* Entries from a dataset of interfaces *

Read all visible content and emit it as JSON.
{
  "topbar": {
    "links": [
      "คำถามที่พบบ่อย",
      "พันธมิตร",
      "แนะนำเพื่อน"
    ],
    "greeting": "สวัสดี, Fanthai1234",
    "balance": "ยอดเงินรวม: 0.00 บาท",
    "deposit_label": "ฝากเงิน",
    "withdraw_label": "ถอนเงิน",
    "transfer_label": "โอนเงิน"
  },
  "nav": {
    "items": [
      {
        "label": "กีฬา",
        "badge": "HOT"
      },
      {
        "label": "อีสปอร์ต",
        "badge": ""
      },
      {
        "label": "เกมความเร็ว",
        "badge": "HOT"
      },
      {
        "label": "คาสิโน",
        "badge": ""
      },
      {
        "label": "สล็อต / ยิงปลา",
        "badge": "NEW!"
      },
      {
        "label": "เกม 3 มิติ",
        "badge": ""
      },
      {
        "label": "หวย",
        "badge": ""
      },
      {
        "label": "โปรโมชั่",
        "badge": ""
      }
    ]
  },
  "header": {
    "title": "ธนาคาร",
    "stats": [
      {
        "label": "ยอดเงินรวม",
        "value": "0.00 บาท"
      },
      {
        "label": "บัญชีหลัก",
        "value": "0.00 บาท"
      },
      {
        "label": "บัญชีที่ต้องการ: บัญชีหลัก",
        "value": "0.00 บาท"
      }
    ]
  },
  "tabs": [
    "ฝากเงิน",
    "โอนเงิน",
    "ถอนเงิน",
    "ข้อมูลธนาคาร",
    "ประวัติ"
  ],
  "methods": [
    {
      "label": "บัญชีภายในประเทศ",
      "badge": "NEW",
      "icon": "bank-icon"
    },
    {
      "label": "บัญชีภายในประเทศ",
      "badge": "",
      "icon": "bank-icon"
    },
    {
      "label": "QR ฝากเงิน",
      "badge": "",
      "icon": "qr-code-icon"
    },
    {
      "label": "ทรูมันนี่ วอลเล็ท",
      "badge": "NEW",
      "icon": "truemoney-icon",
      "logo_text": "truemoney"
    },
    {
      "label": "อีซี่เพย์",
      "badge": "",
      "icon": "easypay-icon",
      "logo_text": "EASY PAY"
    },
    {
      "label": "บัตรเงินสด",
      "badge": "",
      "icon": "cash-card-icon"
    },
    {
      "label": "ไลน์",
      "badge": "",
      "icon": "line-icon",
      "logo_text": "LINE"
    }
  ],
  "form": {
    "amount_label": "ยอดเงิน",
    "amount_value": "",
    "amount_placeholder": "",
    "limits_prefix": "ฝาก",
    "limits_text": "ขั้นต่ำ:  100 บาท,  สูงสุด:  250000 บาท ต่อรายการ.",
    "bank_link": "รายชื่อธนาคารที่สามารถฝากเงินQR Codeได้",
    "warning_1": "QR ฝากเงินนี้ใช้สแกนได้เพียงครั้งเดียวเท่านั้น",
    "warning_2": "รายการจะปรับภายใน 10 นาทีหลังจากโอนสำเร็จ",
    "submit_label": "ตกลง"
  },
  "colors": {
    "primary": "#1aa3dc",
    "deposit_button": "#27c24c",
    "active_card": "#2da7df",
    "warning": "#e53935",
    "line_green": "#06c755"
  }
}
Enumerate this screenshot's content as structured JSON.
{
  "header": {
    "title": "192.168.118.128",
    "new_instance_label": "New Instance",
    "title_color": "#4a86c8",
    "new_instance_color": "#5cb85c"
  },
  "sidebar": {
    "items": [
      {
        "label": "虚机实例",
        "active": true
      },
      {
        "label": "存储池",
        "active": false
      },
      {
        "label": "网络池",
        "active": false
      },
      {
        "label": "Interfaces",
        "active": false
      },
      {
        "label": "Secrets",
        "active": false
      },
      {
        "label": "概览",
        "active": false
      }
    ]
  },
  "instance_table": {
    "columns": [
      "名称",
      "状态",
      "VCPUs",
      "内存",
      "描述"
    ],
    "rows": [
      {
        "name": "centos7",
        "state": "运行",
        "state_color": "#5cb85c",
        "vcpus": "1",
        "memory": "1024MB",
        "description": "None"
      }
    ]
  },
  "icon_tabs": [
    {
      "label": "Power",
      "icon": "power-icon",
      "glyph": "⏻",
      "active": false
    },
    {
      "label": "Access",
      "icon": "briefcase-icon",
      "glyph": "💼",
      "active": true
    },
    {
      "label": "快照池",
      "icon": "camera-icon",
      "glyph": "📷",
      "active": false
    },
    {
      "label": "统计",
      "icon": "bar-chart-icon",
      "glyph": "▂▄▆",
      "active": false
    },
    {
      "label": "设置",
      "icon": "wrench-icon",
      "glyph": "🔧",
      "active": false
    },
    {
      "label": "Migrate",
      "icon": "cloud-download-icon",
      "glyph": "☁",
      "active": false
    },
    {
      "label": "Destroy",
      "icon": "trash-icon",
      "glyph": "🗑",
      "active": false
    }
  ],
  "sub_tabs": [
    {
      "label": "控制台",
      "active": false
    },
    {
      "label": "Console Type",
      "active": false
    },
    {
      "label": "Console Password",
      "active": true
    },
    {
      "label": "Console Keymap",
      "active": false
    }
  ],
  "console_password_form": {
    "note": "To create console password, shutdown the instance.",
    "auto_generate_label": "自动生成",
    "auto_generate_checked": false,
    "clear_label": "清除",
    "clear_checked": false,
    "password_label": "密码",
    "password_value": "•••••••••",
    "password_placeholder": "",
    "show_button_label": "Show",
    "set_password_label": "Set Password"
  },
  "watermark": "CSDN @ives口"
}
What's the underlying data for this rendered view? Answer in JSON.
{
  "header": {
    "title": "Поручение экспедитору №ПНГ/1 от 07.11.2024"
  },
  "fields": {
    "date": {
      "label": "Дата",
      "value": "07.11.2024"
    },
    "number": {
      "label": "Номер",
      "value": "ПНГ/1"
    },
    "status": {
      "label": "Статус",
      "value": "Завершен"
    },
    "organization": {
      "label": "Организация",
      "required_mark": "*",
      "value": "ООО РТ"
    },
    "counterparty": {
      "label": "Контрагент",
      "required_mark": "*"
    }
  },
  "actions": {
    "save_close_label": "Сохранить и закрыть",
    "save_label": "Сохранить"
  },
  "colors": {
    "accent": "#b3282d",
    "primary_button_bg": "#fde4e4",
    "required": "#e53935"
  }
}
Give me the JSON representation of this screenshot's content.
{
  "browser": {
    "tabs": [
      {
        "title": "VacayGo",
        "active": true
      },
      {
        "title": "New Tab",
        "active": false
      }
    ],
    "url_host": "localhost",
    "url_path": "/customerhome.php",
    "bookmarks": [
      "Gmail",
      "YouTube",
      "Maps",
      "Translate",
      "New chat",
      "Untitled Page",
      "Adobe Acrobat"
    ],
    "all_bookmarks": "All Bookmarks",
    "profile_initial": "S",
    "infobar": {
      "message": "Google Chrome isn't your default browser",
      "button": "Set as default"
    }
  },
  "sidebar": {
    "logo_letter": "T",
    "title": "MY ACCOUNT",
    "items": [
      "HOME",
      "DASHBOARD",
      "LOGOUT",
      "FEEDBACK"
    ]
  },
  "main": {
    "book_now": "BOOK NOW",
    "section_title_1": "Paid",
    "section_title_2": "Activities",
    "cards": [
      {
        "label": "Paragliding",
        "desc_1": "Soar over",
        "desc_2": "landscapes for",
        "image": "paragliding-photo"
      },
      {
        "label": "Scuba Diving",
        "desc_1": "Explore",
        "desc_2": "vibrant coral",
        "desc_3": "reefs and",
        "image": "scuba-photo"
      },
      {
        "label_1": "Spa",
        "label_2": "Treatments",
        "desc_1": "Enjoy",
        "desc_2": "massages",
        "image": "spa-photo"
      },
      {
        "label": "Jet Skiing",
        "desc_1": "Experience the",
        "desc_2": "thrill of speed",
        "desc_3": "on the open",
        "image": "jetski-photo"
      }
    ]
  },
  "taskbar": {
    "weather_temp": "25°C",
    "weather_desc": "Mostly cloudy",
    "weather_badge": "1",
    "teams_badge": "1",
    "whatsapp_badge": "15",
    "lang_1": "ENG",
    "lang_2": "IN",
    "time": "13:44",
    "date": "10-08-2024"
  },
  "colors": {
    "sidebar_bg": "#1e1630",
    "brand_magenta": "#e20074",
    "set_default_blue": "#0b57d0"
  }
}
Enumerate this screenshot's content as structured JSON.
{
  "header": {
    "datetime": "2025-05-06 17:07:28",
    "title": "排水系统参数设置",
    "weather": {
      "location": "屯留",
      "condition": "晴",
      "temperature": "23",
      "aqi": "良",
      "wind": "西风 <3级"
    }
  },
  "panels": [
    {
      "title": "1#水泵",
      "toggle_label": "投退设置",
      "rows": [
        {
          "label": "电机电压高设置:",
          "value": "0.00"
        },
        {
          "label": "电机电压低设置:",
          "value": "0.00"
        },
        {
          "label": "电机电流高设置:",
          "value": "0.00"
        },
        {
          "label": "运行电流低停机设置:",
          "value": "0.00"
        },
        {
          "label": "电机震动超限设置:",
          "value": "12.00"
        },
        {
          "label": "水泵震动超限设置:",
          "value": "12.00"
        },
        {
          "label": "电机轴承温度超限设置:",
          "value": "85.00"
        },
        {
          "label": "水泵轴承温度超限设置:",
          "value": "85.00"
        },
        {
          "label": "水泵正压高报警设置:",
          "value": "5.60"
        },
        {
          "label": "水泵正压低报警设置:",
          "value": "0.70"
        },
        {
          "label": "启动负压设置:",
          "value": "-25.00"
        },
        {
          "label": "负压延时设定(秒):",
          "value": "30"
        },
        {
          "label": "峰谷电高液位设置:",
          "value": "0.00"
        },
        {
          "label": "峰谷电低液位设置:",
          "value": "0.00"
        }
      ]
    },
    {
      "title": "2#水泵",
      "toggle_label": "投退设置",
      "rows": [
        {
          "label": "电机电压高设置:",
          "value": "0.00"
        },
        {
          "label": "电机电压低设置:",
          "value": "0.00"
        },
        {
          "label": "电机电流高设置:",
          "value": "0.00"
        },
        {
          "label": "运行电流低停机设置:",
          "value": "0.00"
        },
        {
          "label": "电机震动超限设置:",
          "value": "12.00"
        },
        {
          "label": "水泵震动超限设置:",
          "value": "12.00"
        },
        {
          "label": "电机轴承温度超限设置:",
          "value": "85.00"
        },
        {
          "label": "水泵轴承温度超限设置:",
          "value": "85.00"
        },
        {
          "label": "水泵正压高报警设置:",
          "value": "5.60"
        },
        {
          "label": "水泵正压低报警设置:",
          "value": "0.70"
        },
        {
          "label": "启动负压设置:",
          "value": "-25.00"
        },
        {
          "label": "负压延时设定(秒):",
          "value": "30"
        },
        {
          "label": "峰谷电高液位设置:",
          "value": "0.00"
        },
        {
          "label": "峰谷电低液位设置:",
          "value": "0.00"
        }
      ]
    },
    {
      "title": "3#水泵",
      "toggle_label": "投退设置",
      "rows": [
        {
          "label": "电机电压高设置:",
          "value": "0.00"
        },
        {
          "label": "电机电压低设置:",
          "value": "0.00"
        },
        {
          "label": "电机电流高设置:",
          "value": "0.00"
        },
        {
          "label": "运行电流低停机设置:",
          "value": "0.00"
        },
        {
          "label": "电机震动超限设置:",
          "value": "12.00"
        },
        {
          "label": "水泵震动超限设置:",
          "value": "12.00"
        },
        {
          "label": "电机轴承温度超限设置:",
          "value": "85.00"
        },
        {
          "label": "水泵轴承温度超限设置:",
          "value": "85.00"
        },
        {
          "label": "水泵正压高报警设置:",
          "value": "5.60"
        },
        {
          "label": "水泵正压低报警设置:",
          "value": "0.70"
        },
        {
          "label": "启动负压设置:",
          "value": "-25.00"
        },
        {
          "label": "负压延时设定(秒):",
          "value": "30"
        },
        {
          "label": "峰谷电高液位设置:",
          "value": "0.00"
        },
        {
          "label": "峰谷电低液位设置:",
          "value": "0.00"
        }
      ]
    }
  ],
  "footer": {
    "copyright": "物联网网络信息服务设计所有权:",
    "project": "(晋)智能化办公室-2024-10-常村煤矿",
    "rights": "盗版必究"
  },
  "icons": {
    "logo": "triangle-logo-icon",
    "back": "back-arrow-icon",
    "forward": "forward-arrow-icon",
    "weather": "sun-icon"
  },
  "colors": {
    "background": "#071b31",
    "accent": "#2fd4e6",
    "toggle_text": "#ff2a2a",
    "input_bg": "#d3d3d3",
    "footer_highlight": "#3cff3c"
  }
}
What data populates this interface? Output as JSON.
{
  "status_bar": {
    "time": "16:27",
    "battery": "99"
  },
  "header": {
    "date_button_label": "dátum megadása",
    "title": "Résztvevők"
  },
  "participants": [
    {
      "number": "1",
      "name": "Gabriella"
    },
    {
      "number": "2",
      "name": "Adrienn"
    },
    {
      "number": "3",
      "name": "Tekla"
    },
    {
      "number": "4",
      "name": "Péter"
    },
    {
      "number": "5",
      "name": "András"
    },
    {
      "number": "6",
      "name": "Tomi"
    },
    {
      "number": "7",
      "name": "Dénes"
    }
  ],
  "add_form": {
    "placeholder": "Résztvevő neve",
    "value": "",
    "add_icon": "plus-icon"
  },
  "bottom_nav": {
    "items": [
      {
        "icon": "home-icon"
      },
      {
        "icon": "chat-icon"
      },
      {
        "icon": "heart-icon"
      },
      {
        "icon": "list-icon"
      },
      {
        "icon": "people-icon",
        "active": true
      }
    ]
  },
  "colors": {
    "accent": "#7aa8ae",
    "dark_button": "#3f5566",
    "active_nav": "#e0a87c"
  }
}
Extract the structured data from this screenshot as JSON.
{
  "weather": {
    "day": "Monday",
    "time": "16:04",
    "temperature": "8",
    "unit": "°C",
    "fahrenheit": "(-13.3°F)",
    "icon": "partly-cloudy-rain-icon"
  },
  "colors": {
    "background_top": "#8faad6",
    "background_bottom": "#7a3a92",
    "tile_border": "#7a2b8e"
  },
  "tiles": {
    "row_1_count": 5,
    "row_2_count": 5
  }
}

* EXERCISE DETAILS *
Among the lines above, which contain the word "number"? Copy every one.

* WORKED SOLUTION *
    "number": {
      "number": "1",
      "number": "2",
      "number": "3",
      "number": "4",
      "number": "5",
      "number": "6",
      "number": "7",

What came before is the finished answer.